§ SUPPLIED INFORMATION
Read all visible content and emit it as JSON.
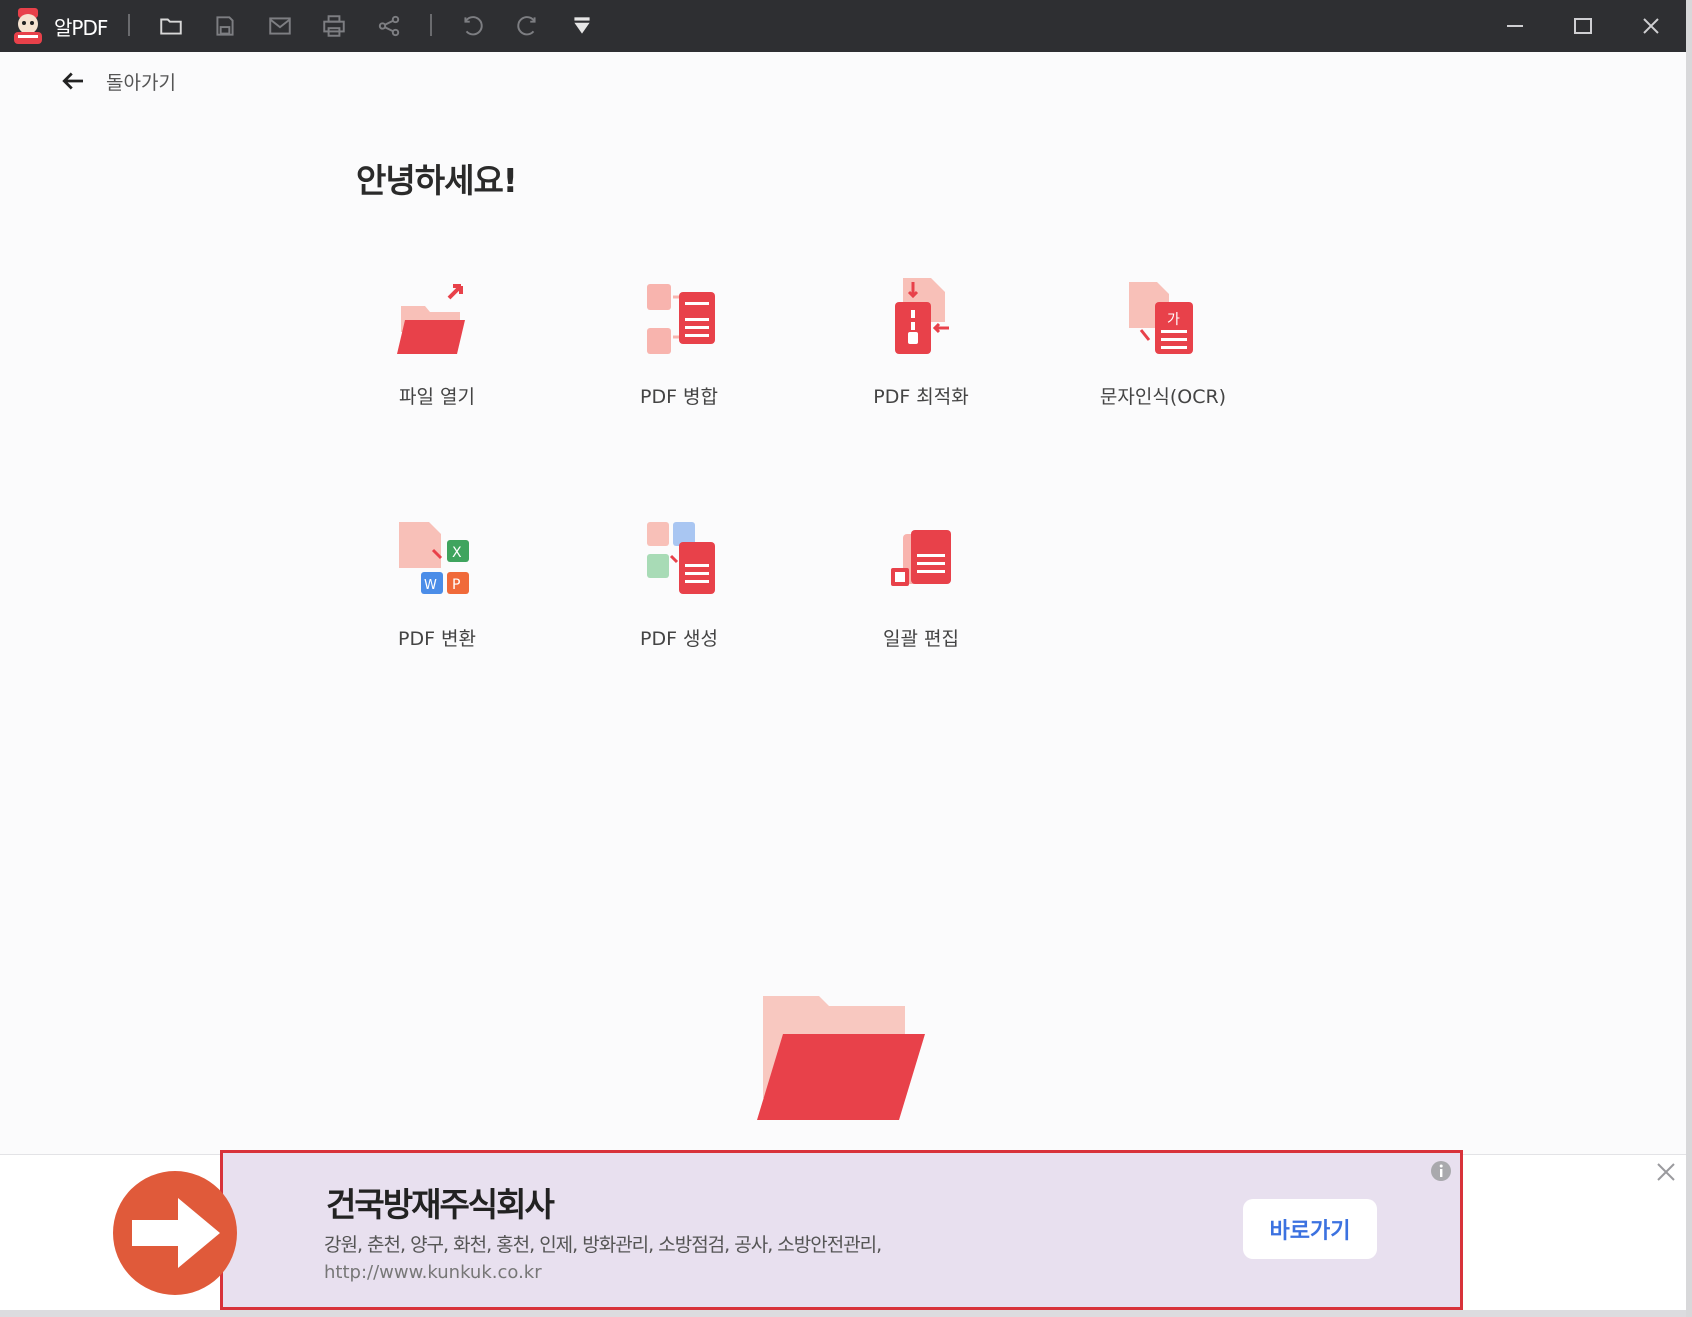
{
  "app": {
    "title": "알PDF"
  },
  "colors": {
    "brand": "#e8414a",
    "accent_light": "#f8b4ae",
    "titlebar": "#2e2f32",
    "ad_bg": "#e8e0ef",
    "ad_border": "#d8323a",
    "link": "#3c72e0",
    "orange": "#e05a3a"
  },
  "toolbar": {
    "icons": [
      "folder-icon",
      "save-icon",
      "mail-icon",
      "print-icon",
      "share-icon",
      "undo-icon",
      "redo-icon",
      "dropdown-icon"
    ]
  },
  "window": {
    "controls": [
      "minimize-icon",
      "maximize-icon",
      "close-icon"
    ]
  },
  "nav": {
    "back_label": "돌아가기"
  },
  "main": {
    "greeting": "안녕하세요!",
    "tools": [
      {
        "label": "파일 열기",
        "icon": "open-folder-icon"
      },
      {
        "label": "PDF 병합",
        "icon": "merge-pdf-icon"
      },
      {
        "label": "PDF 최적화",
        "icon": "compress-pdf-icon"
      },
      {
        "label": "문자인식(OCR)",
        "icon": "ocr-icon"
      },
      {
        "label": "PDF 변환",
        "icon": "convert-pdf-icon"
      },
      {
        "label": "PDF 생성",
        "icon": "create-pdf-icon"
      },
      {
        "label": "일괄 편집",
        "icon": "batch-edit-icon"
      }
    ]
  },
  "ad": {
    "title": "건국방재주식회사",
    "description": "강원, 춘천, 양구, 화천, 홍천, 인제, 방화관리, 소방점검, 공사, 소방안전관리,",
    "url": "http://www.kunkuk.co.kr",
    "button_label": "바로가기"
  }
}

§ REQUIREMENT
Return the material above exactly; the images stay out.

§ EXERCISE RESPONSE
Read all visible content and emit it as JSON.
{
  "app": {
    "title": "알PDF"
  },
  "colors": {
    "brand": "#e8414a",
    "accent_light": "#f8b4ae",
    "titlebar": "#2e2f32",
    "ad_bg": "#e8e0ef",
    "ad_border": "#d8323a",
    "link": "#3c72e0",
    "orange": "#e05a3a"
  },
  "toolbar": {
    "icons": [
      "folder-icon",
      "save-icon",
      "mail-icon",
      "print-icon",
      "share-icon",
      "undo-icon",
      "redo-icon",
      "dropdown-icon"
    ]
  },
  "window": {
    "controls": [
      "minimize-icon",
      "maximize-icon",
      "close-icon"
    ]
  },
  "nav": {
    "back_label": "돌아가기"
  },
  "main": {
    "greeting": "안녕하세요!",
    "tools": [
      {
        "label": "파일 열기",
        "icon": "open-folder-icon"
      },
      {
        "label": "PDF 병합",
        "icon": "merge-pdf-icon"
      },
      {
        "label": "PDF 최적화",
        "icon": "compress-pdf-icon"
      },
      {
        "label": "문자인식(OCR)",
        "icon": "ocr-icon"
      },
      {
        "label": "PDF 변환",
        "icon": "convert-pdf-icon"
      },
      {
        "label": "PDF 생성",
        "icon": "create-pdf-icon"
      },
      {
        "label": "일괄 편집",
        "icon": "batch-edit-icon"
      }
    ]
  },
  "ad": {
    "title": "건국방재주식회사",
    "description": "강원, 춘천, 양구, 화천, 홍천, 인제, 방화관리, 소방점검, 공사, 소방안전관리,",
    "url": "http://www.kunkuk.co.kr",
    "button_label": "바로가기"
  }
}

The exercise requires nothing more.